*** INFORMATION Section Begins ***

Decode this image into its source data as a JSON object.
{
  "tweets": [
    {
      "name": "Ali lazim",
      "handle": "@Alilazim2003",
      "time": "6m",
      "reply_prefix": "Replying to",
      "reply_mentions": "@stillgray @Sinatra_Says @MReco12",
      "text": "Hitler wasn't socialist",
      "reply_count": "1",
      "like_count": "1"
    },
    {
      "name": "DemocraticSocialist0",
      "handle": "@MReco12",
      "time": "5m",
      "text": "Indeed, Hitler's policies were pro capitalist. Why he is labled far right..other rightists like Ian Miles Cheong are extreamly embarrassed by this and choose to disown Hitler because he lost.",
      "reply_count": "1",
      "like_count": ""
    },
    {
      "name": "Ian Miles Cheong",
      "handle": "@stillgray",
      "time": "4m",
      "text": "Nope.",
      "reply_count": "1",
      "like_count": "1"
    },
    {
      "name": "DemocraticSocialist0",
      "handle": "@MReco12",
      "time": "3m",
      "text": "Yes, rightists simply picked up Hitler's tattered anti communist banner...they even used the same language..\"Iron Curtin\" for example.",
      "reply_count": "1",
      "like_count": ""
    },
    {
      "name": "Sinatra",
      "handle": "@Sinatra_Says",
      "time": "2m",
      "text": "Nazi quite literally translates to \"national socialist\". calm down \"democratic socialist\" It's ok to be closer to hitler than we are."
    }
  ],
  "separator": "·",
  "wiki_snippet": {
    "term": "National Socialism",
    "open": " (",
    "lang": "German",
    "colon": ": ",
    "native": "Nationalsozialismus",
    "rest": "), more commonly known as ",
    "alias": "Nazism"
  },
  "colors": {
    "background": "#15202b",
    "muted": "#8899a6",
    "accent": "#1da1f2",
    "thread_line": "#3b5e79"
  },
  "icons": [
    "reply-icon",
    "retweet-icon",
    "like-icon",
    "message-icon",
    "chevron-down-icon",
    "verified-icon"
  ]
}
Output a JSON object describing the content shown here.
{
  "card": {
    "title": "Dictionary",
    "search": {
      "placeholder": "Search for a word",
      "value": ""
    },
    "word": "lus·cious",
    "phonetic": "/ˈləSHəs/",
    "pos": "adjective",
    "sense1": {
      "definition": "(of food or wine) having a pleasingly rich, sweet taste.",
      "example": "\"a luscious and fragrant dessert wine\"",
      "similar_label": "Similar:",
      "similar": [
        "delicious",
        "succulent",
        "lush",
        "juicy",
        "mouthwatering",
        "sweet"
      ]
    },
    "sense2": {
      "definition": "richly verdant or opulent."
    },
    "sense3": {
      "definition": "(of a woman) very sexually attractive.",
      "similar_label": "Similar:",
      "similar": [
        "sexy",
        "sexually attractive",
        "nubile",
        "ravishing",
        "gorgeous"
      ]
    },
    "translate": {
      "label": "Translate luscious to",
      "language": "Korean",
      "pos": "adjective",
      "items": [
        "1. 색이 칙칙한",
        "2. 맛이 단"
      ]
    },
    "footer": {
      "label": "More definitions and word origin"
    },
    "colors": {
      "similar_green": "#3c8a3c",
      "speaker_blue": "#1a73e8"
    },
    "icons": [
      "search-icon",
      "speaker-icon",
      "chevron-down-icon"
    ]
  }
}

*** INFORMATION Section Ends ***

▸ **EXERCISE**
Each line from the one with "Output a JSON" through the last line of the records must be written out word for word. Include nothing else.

▸ **FINISHED TASK**
Output a JSON object describing the content shown here.
{
  "card": {
    "title": "Dictionary",
    "search": {
      "placeholder": "Search for a word",
      "value": ""
    },
    "word": "lus·cious",
    "phonetic": "/ˈləSHəs/",
    "pos": "adjective",
    "sense1": {
      "definition": "(of food or wine) having a pleasingly rich, sweet taste.",
      "example": "\"a luscious and fragrant dessert wine\"",
      "similar_label": "Similar:",
      "similar": [
        "delicious",
        "succulent",
        "lush",
        "juicy",
        "mouthwatering",
        "sweet"
      ]
    },
    "sense2": {
      "definition": "richly verdant or opulent."
    },
    "sense3": {
      "definition": "(of a woman) very sexually attractive.",
      "similar_label": "Similar:",
      "similar": [
        "sexy",
        "sexually attractive",
        "nubile",
        "ravishing",
        "gorgeous"
      ]
    },
    "translate": {
      "label": "Translate luscious to",
      "language": "Korean",
      "pos": "adjective",
      "items": [
        "1. 색이 칙칙한",
        "2. 맛이 단"
      ]
    },
    "footer": {
      "label": "More definitions and word origin"
    },
    "colors": {
      "similar_green": "#3c8a3c",
      "speaker_blue": "#1a73e8"
    },
    "icons": [
      "search-icon",
      "speaker-icon",
      "chevron-down-icon"
    ]
  }
}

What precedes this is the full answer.